Most often the answer is no. You usually canât feel thyroid nodules. Even though they happen from an overgrowth of cells, most thyroid nodules arenât cancer.
About 1 in 10 thyroid nodules turn out to be cancer. Benign thyroid nodules are common. Lots of people get them as they get older. If a thyroid nodule isnât cancerous, it may not need any treatment. Doctors might just watch to make sure it doesnât keep growing or begin to cause other problems.
Thyroid Goiter: When Is A Radioiodine Scan Ordered

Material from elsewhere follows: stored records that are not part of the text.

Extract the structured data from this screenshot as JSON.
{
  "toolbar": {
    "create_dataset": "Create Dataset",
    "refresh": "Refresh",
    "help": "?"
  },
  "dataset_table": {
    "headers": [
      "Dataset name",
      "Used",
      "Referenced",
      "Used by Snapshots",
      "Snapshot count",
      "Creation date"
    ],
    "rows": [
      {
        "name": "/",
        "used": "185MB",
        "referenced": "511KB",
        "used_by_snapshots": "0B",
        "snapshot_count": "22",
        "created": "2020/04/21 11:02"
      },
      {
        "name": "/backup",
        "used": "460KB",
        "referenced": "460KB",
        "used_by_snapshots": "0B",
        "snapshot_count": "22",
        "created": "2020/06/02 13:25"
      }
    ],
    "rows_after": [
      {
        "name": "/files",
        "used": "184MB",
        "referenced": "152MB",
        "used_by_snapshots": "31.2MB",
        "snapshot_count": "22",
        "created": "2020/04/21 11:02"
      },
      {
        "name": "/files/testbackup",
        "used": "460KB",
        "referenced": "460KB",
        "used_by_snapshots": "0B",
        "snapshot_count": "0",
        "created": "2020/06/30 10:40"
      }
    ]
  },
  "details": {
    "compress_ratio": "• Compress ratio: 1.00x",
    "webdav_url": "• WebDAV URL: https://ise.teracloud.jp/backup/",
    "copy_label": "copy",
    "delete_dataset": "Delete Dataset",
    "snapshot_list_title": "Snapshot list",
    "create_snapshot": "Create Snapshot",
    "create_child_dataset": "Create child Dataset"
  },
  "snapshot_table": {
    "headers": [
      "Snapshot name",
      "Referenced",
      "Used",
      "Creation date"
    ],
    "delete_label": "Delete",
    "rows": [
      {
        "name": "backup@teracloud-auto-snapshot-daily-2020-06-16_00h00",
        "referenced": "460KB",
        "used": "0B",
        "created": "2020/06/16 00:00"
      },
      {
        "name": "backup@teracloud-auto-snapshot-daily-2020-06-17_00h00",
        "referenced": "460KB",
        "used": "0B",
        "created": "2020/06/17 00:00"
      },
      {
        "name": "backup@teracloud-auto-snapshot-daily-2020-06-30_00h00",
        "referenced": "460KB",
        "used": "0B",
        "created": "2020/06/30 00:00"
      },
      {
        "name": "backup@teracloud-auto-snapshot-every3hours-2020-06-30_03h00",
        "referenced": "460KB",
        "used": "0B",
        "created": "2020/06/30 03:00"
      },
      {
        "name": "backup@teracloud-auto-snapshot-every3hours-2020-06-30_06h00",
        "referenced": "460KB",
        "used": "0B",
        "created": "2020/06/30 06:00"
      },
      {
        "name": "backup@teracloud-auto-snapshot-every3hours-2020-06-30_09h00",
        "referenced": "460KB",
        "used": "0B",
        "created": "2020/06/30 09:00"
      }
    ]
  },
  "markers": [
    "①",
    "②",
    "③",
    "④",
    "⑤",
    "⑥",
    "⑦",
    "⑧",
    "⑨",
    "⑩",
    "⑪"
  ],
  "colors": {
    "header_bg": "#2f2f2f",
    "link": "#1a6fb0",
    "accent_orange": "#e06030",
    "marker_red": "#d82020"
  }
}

If you have a thyroid goiter and your blood tests also demonstrate that your thyroid hormone level is too high , this is the only instance that a radioiodine scan is indicated. In these cases, the thyroid stimulating hormone will be very low and in cases of Grave’s disease, the thyroid stimulating immunoglobulin will be very high. The thyroid goiter patient may or may not have recognized symptoms of their hyperthyroidism.
During the thyroid scan, the patient will be given a small amount of radioactive iodine in a pill and a special imaging camera is utilized to determine how much iodine is taken up by the thyroid gland and if the thyroid goiter takes up iodine throughout the thyroid gland or whether there is a single “hot” area in the thyroid , relative to the remainder of the thyroid gland . If a thyroid nodule has less iodine uptake than the rest of the thyroid gland, then the thyroid nodule is called a “cold nodule”. In patients with multinodular goiter, frequently several of the nodules of the thyroid will be cystic and filled with fluid. These cystic areas of a multinodular goiter are expected to take up less iodine than the rest of the gland and appear “cold”.
Hot nodules are almost always non-cancerous but the preferred management of hot nodules is frequently surgery since it is a clear, safe and 100% effective therapy for the hyperthyroidism.